◆ **EXERCISE INPUT**:

___

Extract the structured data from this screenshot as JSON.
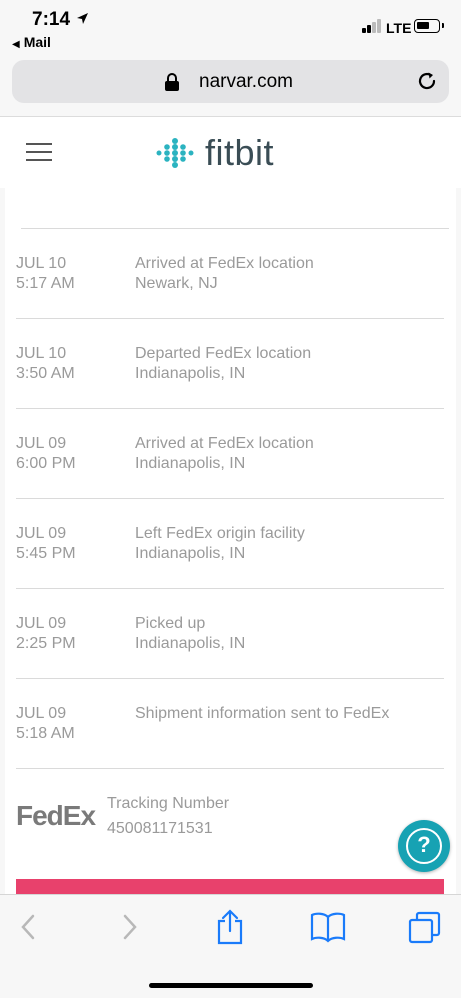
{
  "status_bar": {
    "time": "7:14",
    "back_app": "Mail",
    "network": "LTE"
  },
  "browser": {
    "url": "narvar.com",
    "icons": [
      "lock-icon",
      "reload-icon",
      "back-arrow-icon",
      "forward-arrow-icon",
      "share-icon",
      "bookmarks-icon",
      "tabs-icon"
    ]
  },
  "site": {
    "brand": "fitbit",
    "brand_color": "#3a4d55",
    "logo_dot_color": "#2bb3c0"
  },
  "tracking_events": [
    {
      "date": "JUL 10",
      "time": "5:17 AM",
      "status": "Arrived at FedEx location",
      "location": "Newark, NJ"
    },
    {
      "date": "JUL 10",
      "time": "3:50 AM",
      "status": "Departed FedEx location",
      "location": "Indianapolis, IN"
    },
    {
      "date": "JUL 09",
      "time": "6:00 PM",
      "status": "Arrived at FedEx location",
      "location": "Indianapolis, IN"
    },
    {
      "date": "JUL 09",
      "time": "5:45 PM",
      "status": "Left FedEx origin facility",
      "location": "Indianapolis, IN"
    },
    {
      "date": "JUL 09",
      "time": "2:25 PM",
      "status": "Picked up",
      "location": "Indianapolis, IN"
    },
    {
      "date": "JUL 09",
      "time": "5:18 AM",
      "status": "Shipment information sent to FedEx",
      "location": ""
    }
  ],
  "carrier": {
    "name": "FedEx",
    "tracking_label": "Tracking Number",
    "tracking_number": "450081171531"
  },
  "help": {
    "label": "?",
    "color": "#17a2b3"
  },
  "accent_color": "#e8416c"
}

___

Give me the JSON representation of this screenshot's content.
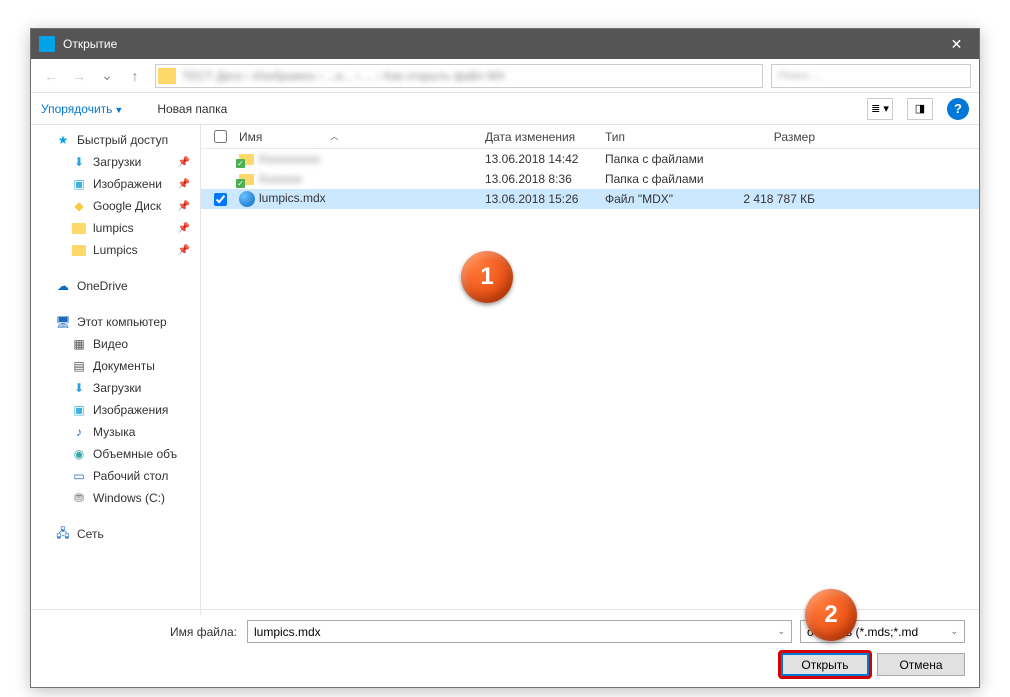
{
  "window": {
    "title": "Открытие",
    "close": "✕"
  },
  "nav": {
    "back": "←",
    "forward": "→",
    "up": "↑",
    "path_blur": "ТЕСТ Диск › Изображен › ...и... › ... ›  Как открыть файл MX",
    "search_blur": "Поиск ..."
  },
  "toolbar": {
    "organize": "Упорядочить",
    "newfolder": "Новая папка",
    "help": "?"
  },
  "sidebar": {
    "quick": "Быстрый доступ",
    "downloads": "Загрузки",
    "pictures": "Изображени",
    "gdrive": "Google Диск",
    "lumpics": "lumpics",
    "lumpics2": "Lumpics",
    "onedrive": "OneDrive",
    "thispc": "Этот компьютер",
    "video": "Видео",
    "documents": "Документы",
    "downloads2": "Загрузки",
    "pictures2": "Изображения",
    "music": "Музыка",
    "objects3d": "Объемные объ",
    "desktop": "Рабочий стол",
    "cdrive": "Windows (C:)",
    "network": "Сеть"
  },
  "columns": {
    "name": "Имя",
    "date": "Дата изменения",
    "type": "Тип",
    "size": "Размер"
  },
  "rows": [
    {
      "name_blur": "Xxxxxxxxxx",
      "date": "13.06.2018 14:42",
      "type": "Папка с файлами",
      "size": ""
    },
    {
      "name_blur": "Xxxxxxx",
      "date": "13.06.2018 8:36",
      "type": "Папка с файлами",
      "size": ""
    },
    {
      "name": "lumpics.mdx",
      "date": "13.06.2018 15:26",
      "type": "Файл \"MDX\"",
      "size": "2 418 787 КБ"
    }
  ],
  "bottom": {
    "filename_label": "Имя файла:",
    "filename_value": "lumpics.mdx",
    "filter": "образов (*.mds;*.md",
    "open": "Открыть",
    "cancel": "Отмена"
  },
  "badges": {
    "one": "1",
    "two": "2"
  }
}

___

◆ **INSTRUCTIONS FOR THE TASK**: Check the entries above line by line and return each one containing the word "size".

◆ **RESPONSE TO THE EXERCISE**:
    "size": "Размер"
      "size": ""
      "size": ""
      "size": "2 418 787 КБ"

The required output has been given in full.